Utilities have a vested interest in working with homeowners and businesses to accurately estimate and control energy costs. It is not only good for load management goals, it is also good for the local economy. A new report from Rocky Mountain Institute (RMI) and tools being developed by the National Renewable Energy Laboratory (NREL) can help utilities and cities move toward a more efficient building stock.
Changing real estate conversation
According to the online real estate platform Redfin, energy bills can add as much as 40 percent to annual housing costs in some parts of the country. An MPG for Homes: Driving Visible Value for Home Energy Performance in Real Estate, the RMI report, makes the argument for incorporating energy use data into the total cost of homeownership calculations.
The authors emphasize, however, that making home energy use data more accessible is part of a greater vision. True market transformation will require a change in both homebuyer behavior and policies and approaches across several interconnected industries. The real estate, finance, home improvement and—yes—utility industry would all play a part and could all benefit in the long run from improving home performance metrics and making the data more transparent and accessible to homeowners.
RMI notes that the “green real estate” movement is already starting to catch on with online real estate portals featuring home energy scores on property listings. Partnerships between the Zillow Group and UtilityScore, Estately and Clearly Energy and Redfin and Tendril are aiming to make home energy scores a bigger consideration in buying decisions.
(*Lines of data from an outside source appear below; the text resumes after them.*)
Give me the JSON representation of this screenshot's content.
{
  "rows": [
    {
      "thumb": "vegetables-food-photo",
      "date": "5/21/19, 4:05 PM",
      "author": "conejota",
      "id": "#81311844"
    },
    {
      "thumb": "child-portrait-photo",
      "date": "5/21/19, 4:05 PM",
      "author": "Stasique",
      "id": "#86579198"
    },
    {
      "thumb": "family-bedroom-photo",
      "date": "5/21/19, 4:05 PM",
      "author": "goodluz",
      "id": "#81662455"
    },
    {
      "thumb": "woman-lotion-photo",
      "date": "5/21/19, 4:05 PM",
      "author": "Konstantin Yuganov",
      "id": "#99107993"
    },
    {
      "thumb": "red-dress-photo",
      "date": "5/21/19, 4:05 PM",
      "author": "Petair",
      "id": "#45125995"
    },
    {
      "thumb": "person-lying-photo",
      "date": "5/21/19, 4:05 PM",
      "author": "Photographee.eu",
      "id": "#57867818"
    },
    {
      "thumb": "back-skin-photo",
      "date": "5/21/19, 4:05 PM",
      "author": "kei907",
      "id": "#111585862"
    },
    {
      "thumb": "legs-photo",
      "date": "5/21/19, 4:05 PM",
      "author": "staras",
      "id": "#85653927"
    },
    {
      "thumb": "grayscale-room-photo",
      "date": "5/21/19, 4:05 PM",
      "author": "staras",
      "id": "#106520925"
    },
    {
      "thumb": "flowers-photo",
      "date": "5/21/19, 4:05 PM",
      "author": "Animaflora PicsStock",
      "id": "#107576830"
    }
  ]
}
Recent home purchases drove 26 percent of home renovations in 2015, and preparation for resale led to 13 percent of renovations, according to Houzz and Home: Overview of Renovation. Moreover, 67 percent of study respondents cited improving energy efficiency as an important reason for making a renovation. Clearly, renovation projects offer utilities an opportunity to promote energy-efficiency measures and programs to a receptive audience. Establishing relationships with housing professionals in the community could pay off for utility program managers in a big way.
Tools analyze home, infrastructure projects
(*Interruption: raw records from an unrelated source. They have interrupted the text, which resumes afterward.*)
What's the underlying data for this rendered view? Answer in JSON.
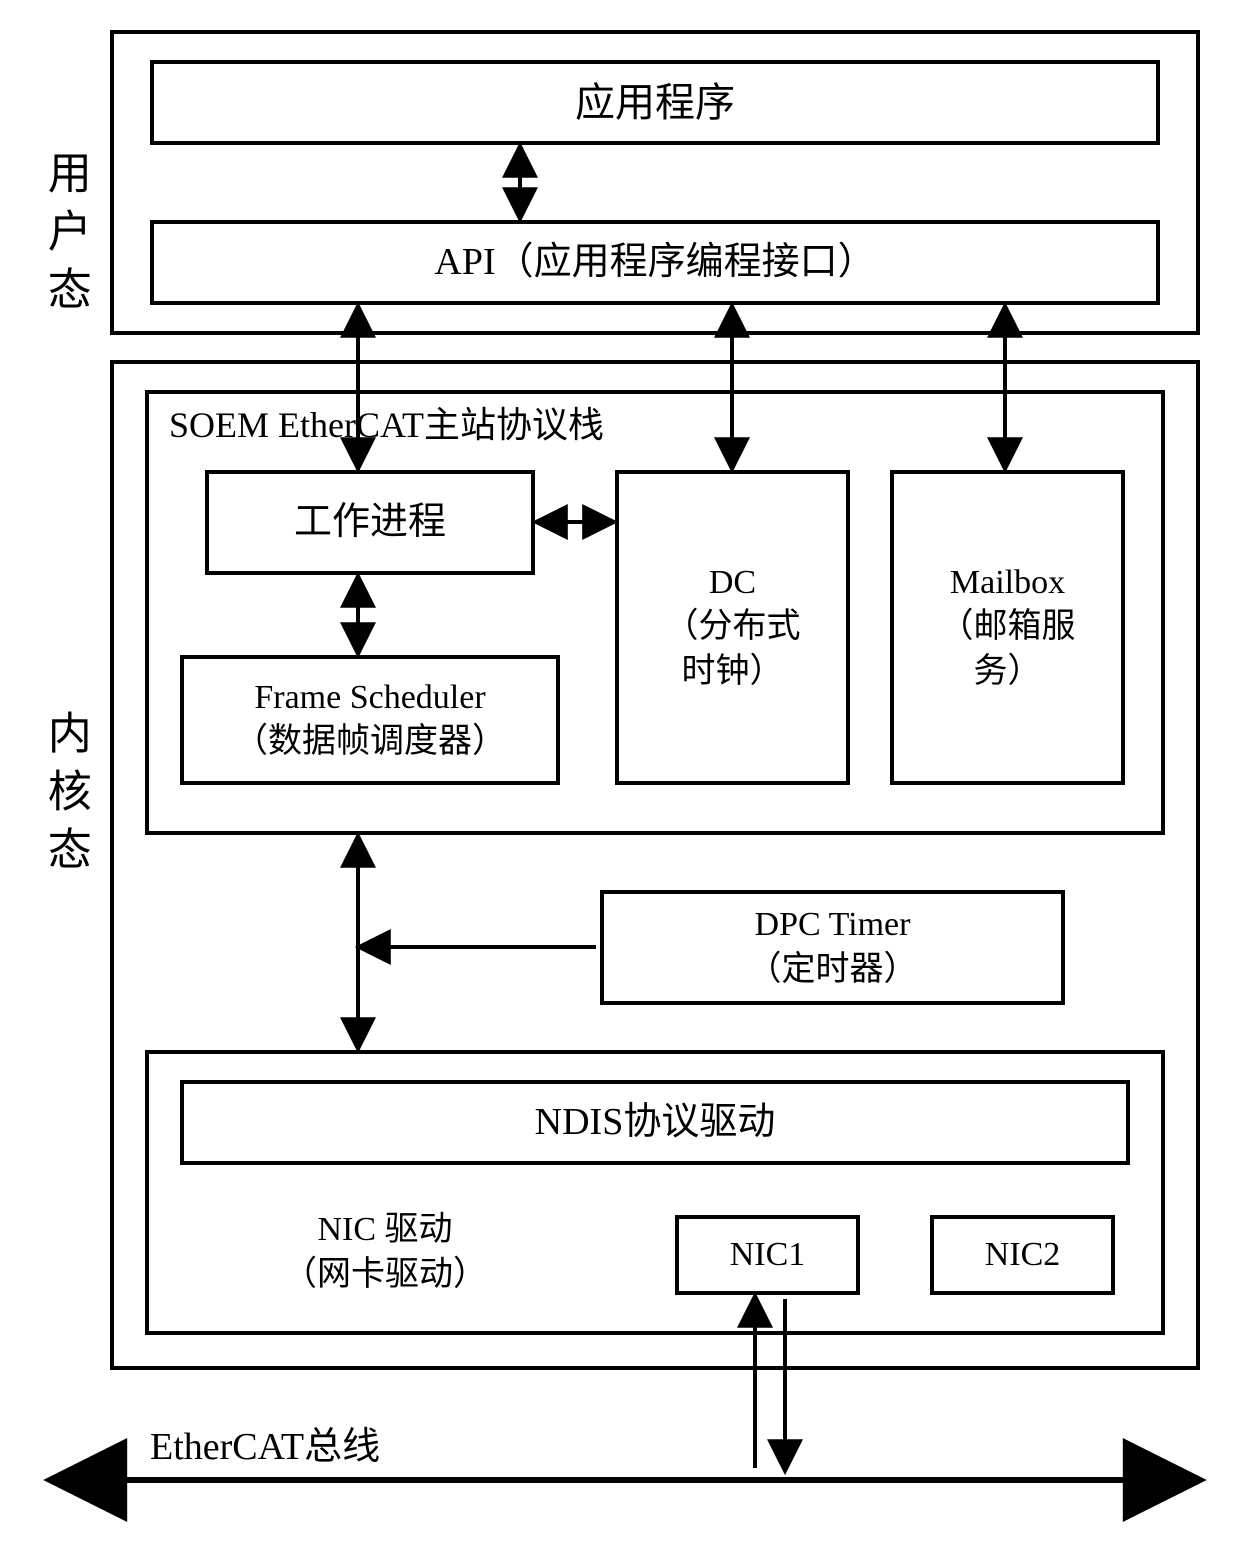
{
  "labels": {
    "user_mode": "用户态",
    "kernel_mode": "内核态"
  },
  "user": {
    "app": "应用程序",
    "api": "API（应用程序编程接口）"
  },
  "kernel": {
    "stack_title": "SOEM EtherCAT主站协议栈",
    "work_process": "工作进程",
    "frame_scheduler_l1": "Frame Scheduler",
    "frame_scheduler_l2": "（数据帧调度器）",
    "dc_l1": "DC",
    "dc_l2": "（分布式",
    "dc_l3": "时钟）",
    "mailbox_l1": "Mailbox",
    "mailbox_l2": "（邮箱服",
    "mailbox_l3": "务）",
    "dpc_l1": "DPC Timer",
    "dpc_l2": "（定时器）",
    "ndis": "NDIS协议驱动",
    "nic_driver_l1": "NIC 驱动",
    "nic_driver_l2": "（网卡驱动）",
    "nic1": "NIC1",
    "nic2": "NIC2"
  },
  "bus": "EtherCAT总线",
  "chart_data": {
    "type": "diagram",
    "title": "SOEM EtherCAT Master Architecture",
    "nodes": [
      {
        "id": "user_mode_group",
        "label": "用户态",
        "children": [
          "app",
          "api"
        ]
      },
      {
        "id": "app",
        "label": "应用程序"
      },
      {
        "id": "api",
        "label": "API（应用程序编程接口）"
      },
      {
        "id": "kernel_mode_group",
        "label": "内核态",
        "children": [
          "soem_stack",
          "dpc_timer",
          "nic_driver_group"
        ]
      },
      {
        "id": "soem_stack",
        "label": "SOEM EtherCAT主站协议栈",
        "children": [
          "work_process",
          "frame_scheduler",
          "dc",
          "mailbox"
        ]
      },
      {
        "id": "work_process",
        "label": "工作进程"
      },
      {
        "id": "frame_scheduler",
        "label": "Frame Scheduler（数据帧调度器）"
      },
      {
        "id": "dc",
        "label": "DC（分布式时钟）"
      },
      {
        "id": "mailbox",
        "label": "Mailbox（邮箱服务）"
      },
      {
        "id": "dpc_timer",
        "label": "DPC Timer（定时器）"
      },
      {
        "id": "nic_driver_group",
        "label": "NIC 驱动（网卡驱动）",
        "children": [
          "ndis",
          "nic1",
          "nic2"
        ]
      },
      {
        "id": "ndis",
        "label": "NDIS协议驱动"
      },
      {
        "id": "nic1",
        "label": "NIC1"
      },
      {
        "id": "nic2",
        "label": "NIC2"
      },
      {
        "id": "ethercat_bus",
        "label": "EtherCAT总线"
      }
    ],
    "edges": [
      {
        "from": "app",
        "to": "api",
        "dir": "both"
      },
      {
        "from": "api",
        "to": "work_process",
        "dir": "both"
      },
      {
        "from": "api",
        "to": "dc",
        "dir": "both"
      },
      {
        "from": "api",
        "to": "mailbox",
        "dir": "both"
      },
      {
        "from": "work_process",
        "to": "dc",
        "dir": "both"
      },
      {
        "from": "work_process",
        "to": "frame_scheduler",
        "dir": "both"
      },
      {
        "from": "frame_scheduler",
        "to": "ndis",
        "dir": "both"
      },
      {
        "from": "dpc_timer",
        "to": "frame_scheduler_to_ndis_link",
        "dir": "to"
      },
      {
        "from": "nic1",
        "to": "ethercat_bus",
        "dir": "both"
      }
    ]
  }
}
Once you connect with customers who are interested in making energy-efficiency improvements, the next challenge is determining what upgrades will save them the most money and energy. The ResStock analysis tool from NREL provides detailed information on the technical and economic potential of residential energy-efficiency improvements and packages for 48 U.S. states.
By combining large data sources and statistical sampling with detailed building simulations, the program achieves unprecedented accuracy in modeling the diversity of the single-family housing stock. The ResStock software leverages DOE’s open-source building energy modeling platforms OpenStudio® and EnergyPlus™ so you won’t need a supercomputer to run the program. Contact NREL to find out more.
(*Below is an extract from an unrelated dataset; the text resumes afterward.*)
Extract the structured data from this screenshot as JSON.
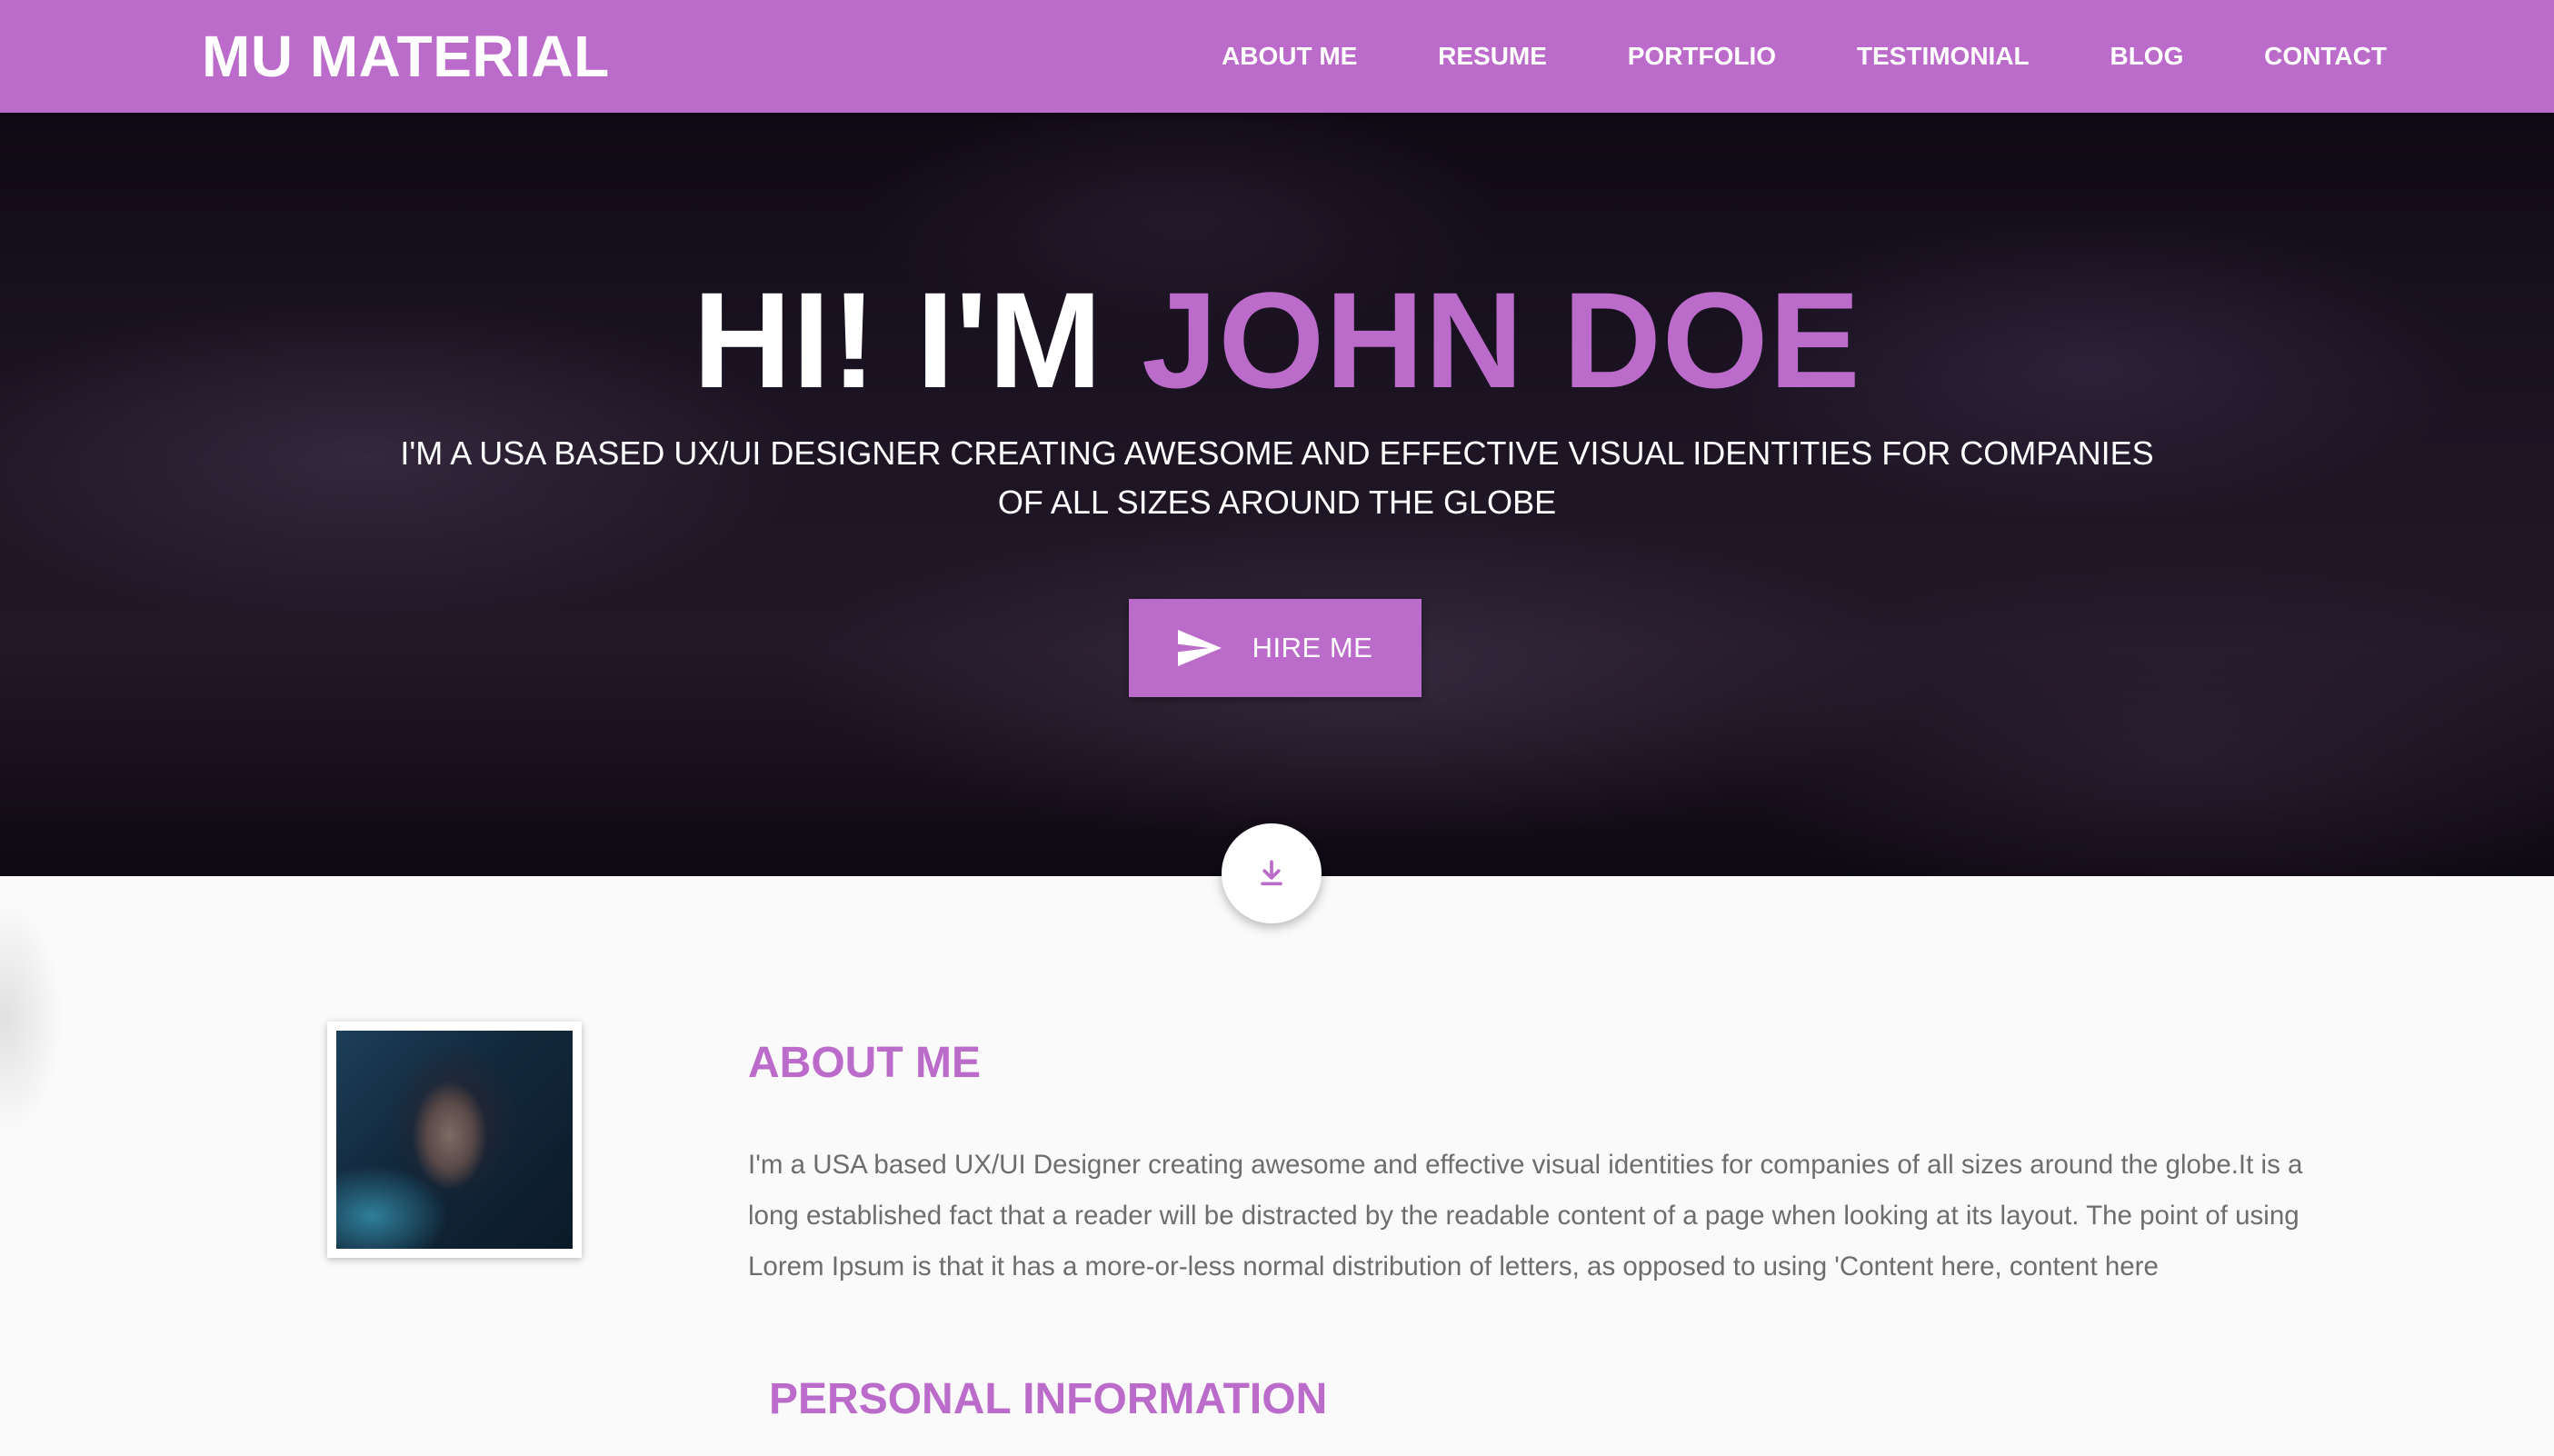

On a larger scale, NREL’s Energy Systems Integration Facility is working on a demonstration project that is developing a buildings and district energy modeling tool, URBANopt. The demonstration integrates URBANopt with grid modeling software, OpenDSS, to analyze the projected dynamic energy consumption of a planned 382-acre mixed-use development. The Denver, Colorado, site includes corporate office space, retail space, multifamily dwellings, a hotel and parking and street lighting. This project will result in several tools that others can use to replicate this project across the country, including an enhanced version of URBANopt and a developer’s handbook.